> **TASK DETAILS**
Report back each line of the records that contains the string "title".

> **DATA SUPPLIED**

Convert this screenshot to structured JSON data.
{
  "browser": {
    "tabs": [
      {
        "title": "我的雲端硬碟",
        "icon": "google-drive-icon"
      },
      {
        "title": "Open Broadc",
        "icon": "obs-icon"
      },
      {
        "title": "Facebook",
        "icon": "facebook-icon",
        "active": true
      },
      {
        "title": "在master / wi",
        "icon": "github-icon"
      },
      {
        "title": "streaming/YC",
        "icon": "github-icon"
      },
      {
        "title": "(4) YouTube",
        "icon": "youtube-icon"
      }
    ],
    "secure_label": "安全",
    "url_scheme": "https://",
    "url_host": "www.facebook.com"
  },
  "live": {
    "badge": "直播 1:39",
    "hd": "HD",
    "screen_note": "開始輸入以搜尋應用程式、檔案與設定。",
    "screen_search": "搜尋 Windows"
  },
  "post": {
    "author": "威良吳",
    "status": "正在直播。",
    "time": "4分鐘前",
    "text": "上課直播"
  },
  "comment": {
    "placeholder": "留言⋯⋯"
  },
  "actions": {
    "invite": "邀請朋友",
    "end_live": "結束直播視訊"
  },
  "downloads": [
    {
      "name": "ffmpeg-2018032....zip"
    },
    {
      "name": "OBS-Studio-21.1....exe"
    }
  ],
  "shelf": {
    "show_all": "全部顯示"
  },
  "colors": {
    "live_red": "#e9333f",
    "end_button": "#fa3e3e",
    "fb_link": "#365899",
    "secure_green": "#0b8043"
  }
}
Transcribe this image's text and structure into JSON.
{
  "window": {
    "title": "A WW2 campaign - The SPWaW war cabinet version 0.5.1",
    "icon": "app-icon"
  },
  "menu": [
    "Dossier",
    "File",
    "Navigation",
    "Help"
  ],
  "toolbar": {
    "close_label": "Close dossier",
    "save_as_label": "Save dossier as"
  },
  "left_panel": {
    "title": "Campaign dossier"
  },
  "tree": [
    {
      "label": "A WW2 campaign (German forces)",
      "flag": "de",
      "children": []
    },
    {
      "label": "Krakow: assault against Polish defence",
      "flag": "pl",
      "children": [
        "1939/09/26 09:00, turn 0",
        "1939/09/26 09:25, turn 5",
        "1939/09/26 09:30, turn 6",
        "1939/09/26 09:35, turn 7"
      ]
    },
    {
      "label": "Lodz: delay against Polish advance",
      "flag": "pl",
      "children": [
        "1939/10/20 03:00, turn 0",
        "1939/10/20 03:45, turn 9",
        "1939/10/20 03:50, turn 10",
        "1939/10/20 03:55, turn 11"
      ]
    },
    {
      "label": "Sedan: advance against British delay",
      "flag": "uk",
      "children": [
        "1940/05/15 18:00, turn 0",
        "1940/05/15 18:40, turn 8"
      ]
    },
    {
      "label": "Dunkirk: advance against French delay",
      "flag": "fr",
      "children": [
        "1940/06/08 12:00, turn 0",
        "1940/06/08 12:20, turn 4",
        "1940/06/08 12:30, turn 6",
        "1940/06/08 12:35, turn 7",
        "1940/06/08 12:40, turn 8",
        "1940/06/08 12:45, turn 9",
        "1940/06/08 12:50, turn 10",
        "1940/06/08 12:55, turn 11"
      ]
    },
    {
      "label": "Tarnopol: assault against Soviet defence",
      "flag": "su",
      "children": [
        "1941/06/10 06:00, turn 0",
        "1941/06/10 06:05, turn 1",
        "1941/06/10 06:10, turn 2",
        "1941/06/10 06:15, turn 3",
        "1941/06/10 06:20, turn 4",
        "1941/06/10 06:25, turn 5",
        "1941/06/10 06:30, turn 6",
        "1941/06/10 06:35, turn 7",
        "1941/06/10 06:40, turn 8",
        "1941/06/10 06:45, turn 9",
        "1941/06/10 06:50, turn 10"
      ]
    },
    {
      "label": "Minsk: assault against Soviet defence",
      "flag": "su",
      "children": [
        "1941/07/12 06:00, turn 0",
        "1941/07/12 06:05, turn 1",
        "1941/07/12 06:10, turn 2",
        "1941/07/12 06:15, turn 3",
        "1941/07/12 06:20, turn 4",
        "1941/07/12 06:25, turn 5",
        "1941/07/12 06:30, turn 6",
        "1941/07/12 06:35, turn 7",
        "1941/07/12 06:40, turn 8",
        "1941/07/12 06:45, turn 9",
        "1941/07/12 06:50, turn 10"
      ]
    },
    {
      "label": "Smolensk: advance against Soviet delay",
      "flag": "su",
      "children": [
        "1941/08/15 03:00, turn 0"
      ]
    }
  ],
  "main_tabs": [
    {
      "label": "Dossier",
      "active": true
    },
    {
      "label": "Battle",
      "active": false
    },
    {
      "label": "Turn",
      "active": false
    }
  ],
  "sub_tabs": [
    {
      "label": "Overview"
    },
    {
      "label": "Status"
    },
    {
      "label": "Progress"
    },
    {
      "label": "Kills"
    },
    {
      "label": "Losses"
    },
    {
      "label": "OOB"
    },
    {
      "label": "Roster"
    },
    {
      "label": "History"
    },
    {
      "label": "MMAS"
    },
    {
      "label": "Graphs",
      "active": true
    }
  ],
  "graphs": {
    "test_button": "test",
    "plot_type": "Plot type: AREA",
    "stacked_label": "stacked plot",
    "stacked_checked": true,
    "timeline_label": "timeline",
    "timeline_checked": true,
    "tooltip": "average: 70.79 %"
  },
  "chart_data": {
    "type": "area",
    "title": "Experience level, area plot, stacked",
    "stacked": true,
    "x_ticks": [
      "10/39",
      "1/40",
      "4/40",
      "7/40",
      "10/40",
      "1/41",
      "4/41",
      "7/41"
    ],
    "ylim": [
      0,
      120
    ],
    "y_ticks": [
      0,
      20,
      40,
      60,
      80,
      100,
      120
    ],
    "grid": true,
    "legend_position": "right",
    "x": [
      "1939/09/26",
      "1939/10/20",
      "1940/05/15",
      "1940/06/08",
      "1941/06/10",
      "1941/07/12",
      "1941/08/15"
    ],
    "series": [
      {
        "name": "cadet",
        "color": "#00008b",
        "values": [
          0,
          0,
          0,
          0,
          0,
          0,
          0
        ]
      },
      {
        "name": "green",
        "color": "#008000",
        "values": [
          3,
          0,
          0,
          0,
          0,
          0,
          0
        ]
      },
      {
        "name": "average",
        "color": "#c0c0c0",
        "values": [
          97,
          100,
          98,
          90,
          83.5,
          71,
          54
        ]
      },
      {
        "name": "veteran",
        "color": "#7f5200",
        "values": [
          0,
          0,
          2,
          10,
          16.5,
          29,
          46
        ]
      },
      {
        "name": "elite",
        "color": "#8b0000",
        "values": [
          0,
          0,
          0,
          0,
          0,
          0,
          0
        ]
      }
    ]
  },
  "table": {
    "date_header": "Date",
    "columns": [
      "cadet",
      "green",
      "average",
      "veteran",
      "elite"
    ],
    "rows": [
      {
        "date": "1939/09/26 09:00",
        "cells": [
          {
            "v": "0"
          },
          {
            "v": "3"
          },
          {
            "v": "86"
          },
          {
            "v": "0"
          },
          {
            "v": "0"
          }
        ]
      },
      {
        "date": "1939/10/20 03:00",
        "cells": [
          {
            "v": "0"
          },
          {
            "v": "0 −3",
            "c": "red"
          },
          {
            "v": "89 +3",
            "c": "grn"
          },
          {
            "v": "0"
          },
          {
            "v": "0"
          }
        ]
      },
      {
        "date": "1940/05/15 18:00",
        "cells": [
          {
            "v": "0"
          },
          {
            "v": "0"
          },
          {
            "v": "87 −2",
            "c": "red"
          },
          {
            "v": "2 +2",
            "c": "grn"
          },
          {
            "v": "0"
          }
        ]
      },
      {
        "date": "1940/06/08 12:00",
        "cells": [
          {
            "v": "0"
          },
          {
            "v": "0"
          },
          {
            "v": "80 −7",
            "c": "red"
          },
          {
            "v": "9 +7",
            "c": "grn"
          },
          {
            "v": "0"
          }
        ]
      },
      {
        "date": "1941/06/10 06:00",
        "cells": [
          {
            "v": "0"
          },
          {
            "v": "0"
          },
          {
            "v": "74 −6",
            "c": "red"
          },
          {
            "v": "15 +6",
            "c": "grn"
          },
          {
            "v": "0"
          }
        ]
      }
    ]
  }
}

> **SOLUTION TO THE EXERCISE**
        "title": "我的雲端硬碟",
        "title": "Open Broadc",
        "title": "Facebook",
        "title": "在master / wi",
        "title": "streaming/YC",
        "title": "(4) YouTube",
    "title": "A WW2 campaign - The SPWaW war cabinet version 0.5.1",
    "title": "Campaign dossier"
    "title": "Experience level, area plot, stacked",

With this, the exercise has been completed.